PROBLEM TO WORK ON — Please reproduce the entries that follow without a single difference.

Dataset entries

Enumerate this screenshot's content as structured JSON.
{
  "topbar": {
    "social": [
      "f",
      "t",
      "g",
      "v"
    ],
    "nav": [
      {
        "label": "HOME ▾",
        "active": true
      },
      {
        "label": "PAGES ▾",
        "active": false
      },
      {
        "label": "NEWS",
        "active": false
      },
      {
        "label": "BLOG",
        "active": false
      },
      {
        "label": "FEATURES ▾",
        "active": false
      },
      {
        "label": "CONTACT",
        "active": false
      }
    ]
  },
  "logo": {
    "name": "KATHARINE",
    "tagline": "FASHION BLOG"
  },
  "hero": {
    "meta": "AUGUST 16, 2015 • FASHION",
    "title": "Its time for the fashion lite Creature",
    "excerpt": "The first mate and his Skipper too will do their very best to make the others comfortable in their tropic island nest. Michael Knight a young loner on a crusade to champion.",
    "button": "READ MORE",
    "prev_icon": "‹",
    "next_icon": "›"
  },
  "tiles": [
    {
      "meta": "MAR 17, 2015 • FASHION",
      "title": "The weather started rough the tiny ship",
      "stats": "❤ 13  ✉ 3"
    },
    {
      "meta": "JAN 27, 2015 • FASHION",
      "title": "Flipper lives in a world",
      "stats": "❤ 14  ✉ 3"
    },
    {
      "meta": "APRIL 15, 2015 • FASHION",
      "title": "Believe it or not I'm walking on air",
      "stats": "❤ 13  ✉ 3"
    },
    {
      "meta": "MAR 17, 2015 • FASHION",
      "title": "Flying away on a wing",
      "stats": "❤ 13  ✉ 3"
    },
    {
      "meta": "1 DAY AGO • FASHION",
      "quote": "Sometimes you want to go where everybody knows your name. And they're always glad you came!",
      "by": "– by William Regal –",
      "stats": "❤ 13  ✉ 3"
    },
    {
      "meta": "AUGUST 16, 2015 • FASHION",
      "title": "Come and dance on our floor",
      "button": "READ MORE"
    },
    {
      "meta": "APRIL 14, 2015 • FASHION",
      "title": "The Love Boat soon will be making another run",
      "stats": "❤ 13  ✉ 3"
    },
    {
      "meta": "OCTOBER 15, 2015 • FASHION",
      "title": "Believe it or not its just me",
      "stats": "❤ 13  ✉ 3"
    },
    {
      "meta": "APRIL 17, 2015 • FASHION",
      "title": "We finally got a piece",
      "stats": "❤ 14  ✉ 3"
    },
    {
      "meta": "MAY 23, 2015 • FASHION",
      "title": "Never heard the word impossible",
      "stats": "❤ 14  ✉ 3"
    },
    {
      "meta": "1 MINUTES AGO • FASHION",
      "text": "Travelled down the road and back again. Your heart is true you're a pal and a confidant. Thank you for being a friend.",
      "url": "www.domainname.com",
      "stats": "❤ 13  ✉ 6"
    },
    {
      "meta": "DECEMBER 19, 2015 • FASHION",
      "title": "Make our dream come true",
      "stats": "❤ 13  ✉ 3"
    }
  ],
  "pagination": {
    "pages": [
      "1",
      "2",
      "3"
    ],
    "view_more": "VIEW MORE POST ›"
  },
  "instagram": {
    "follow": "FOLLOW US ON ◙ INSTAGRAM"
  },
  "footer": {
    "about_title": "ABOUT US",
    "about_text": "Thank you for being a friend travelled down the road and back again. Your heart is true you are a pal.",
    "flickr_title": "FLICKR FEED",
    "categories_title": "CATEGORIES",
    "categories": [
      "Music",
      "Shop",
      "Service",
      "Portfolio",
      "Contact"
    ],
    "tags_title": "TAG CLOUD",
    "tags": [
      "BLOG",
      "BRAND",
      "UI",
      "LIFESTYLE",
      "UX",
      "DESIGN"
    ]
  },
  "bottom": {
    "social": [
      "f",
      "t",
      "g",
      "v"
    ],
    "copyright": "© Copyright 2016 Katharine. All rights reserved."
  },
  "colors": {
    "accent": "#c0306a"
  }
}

TASK SOLUTION —
Enumerate this screenshot's content as structured JSON.
{
  "topbar": {
    "social": [
      "f",
      "t",
      "g",
      "v"
    ],
    "nav": [
      {
        "label": "HOME ▾",
        "active": true
      },
      {
        "label": "PAGES ▾",
        "active": false
      },
      {
        "label": "NEWS",
        "active": false
      },
      {
        "label": "BLOG",
        "active": false
      },
      {
        "label": "FEATURES ▾",
        "active": false
      },
      {
        "label": "CONTACT",
        "active": false
      }
    ]
  },
  "logo": {
    "name": "KATHARINE",
    "tagline": "FASHION BLOG"
  },
  "hero": {
    "meta": "AUGUST 16, 2015 • FASHION",
    "title": "Its time for the fashion lite Creature",
    "excerpt": "The first mate and his Skipper too will do their very best to make the others comfortable in their tropic island nest. Michael Knight a young loner on a crusade to champion.",
    "button": "READ MORE",
    "prev_icon": "‹",
    "next_icon": "›"
  },
  "tiles": [
    {
      "meta": "MAR 17, 2015 • FASHION",
      "title": "The weather started rough the tiny ship",
      "stats": "❤ 13  ✉ 3"
    },
    {
      "meta": "JAN 27, 2015 • FASHION",
      "title": "Flipper lives in a world",
      "stats": "❤ 14  ✉ 3"
    },
    {
      "meta": "APRIL 15, 2015 • FASHION",
      "title": "Believe it or not I'm walking on air",
      "stats": "❤ 13  ✉ 3"
    },
    {
      "meta": "MAR 17, 2015 • FASHION",
      "title": "Flying away on a wing",
      "stats": "❤ 13  ✉ 3"
    },
    {
      "meta": "1 DAY AGO • FASHION",
      "quote": "Sometimes you want to go where everybody knows your name. And they're always glad you came!",
      "by": "– by William Regal –",
      "stats": "❤ 13  ✉ 3"
    },
    {
      "meta": "AUGUST 16, 2015 • FASHION",
      "title": "Come and dance on our floor",
      "button": "READ MORE"
    },
    {
      "meta": "APRIL 14, 2015 • FASHION",
      "title": "The Love Boat soon will be making another run",
      "stats": "❤ 13  ✉ 3"
    },
    {
      "meta": "OCTOBER 15, 2015 • FASHION",
      "title": "Believe it or not its just me",
      "stats": "❤ 13  ✉ 3"
    },
    {
      "meta": "APRIL 17, 2015 • FASHION",
      "title": "We finally got a piece",
      "stats": "❤ 14  ✉ 3"
    },
    {
      "meta": "MAY 23, 2015 • FASHION",
      "title": "Never heard the word impossible",
      "stats": "❤ 14  ✉ 3"
    },
    {
      "meta": "1 MINUTES AGO • FASHION",
      "text": "Travelled down the road and back again. Your heart is true you're a pal and a confidant. Thank you for being a friend.",
      "url": "www.domainname.com",
      "stats": "❤ 13  ✉ 6"
    },
    {
      "meta": "DECEMBER 19, 2015 • FASHION",
      "title": "Make our dream come true",
      "stats": "❤ 13  ✉ 3"
    }
  ],
  "pagination": {
    "pages": [
      "1",
      "2",
      "3"
    ],
    "view_more": "VIEW MORE POST ›"
  },
  "instagram": {
    "follow": "FOLLOW US ON ◙ INSTAGRAM"
  },
  "footer": {
    "about_title": "ABOUT US",
    "about_text": "Thank you for being a friend travelled down the road and back again. Your heart is true you are a pal.",
    "flickr_title": "FLICKR FEED",
    "categories_title": "CATEGORIES",
    "categories": [
      "Music",
      "Shop",
      "Service",
      "Portfolio",
      "Contact"
    ],
    "tags_title": "TAG CLOUD",
    "tags": [
      "BLOG",
      "BRAND",
      "UI",
      "LIFESTYLE",
      "UX",
      "DESIGN"
    ]
  },
  "bottom": {
    "social": [
      "f",
      "t",
      "g",
      "v"
    ],
    "copyright": "© Copyright 2016 Katharine. All rights reserved."
  },
  "colors": {
    "accent": "#c0306a"
  }
}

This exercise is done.